The VPTCS (Visibility – Perception – Technical – Content – Services) model was born between 2000 and 2001 as part of work carried out on the e-qualite.com website. After a first article entitled “Chronological evaluation of a site by its users” published at the beginning of 2000, Élie Sloïm and Éric Gateau, the authors of the model, created a directory of links dedicated to web quality. After analyzing the links in the directory and doing the equivalent of a card sorting session, they arrived at this five-point model. For several years, the model was presented as a simple tool for understanding web quality. In recent years, it has been adopted by more and more players for uses that were not at all planned or designed at the time of its creation.
Quick video explanation
Here’s a video excerpt from the ‘Mastering Web Quality Assurance’ certification training, featuring Élie Sloïm, CEO and founder of Opquast, and co-author of the VPTCS model.
In french,Va Pas Te Croire Supérieur (by Franck Paul) means: don’t think you’re superior. Bertrand Matge proposed Very Powerful Tool for Customer Satisfaction. Both great examples – thanks guys! If you have suggestions for mnemonics in English, please send them our way.
The VPTCS model has been presented many times by Elie Sloïm in conferences and trainings. It gave rise to a specific conference by Éric Gateau and Élie Sloïm at the ParisWeb 2019 conference.
Here is the presentation of this conference:
License and rights of reproduction
The VPTCS model is made available under the terms of
the Creative Commons Attribution-Share Alike License 4.0 International.
- You have the right to use this template on the express condition that you comply with the two rules below:
- If you decide to modify or share this content, you must maintain a similar license.
- You are required to quote the authors: Elie Sloïm and Eric Gateau
Different uses of the VPTCS model
VPTCS is a conceptual model. It is a simplified and partial representation of reality. It can be used to understand, organize, measure and predict. Here are a few illustrative examples.
Understanding and structuring user requirements
The VPTCS model lists five basic user requirements:
- Visibility: Find the site
- Perception: Using the site
- Technical: That the site works
- Content: That the contents are of good quality

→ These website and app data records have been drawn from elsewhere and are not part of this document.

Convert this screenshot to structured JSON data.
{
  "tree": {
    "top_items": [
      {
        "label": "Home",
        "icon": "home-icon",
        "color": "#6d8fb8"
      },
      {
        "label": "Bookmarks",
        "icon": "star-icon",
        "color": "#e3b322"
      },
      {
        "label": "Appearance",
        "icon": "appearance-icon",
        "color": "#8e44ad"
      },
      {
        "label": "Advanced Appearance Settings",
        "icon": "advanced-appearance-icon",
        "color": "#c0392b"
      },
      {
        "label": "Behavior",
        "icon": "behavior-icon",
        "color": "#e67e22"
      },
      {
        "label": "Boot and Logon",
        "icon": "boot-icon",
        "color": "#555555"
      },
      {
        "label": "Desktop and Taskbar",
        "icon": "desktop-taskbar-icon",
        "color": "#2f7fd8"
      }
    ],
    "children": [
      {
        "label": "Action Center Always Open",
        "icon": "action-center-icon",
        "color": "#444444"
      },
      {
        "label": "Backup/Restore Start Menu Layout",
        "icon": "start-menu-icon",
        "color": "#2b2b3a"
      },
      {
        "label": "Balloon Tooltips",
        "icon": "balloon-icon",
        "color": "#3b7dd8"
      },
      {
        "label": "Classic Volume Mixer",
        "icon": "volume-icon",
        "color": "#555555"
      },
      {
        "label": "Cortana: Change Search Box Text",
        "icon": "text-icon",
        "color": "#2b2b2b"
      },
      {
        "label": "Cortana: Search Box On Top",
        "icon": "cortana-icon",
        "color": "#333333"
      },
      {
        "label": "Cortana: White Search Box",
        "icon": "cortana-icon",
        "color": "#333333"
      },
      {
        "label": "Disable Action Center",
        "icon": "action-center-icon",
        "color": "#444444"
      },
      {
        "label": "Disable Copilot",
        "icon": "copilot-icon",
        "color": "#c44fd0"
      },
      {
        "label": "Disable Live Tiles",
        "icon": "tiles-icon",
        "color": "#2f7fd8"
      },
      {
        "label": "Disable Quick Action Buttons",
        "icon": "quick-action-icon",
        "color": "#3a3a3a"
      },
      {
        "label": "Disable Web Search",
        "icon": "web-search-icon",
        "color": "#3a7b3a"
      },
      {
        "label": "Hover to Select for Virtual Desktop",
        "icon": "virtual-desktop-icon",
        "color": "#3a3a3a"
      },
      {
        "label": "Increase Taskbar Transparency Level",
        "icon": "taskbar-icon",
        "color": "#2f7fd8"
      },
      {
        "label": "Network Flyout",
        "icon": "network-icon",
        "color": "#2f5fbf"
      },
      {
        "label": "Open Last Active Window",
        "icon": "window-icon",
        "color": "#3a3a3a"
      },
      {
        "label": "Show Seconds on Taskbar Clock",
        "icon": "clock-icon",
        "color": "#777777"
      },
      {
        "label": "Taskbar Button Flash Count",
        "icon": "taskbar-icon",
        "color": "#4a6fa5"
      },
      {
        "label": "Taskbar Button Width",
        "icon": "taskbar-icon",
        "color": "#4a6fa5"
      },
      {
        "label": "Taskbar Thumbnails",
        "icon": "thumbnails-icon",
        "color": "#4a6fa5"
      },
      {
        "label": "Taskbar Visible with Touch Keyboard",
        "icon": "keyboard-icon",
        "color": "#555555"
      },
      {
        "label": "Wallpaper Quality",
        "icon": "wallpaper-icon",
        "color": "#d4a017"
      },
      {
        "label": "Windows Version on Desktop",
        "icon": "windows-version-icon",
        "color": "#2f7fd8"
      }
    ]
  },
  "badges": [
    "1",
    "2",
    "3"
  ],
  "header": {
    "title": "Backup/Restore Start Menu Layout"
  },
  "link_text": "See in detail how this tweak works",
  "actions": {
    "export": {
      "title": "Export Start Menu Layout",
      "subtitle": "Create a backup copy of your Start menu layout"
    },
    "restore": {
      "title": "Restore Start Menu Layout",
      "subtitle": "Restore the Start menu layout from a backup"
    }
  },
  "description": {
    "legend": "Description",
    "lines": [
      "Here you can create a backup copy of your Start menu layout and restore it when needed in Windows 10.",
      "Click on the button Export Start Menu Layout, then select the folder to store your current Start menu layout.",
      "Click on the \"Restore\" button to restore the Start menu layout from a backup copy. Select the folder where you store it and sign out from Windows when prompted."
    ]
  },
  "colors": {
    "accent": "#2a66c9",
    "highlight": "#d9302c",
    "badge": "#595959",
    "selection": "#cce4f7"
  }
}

- Services: That what happens after the visit is of good quality
Explain in a simple way the difference between UX and UI
- The interface is represented by a content services perception block.
- Experience is represented by the five pillars of the model.
Mapping the businesses and linking them to user requirements
Web jobs can be linked to any one of the requirements. Of course, a job is in fact linked to several requirements, but the model shows the priorities and sensitivities.
- Visibility : referencing, marketing, communication
- Perception: ergonomics, usability, UI graphics
- Technical: safety, performance
- Content: drafting, legal, internationalization
- Services: After-sales service, customer relations, e-commerce
Divide the responsibilities within the web project
The model differentiates the boundaries and responsibilities of providers and clients.
- Providers: Visibility, Perception, Technical
- Clients and trades: Content and Services
Listing best practices
The model was used as a starting point for the design of the Opquast Web Quality Assurance Best Practices Checklist.
Identify the costs of the web project
Hervé Bichot used the template to list the posts of the web project. He drew from it:
- a post: How much does a website cost? It depends! (in french)
- a computer graphic presented at the bottom of the above article (in french).
Auditing a website
Hervé Bichot also used the model to extract an audit guide.
Credits and license
- The authors of the model are Elie Sloïm et Eric Gateau
- Delphine Malassingne used the model and the book to create a graphic presentation of the model. She then summarized all the readings of the model in the form of a global computer graphic.
- Suzanne Decrème designed the VPTCS icons during a conference given by Elie Sloïm in Sophia Antipolis. We reused her icons at the ParisWeb conference.
Now it’s your turn!
Do you have uses, articles, representations, interpretations, or proposals for the VPTCS model? Let us know! If your proposals are unique and useful, we can reference them on this page.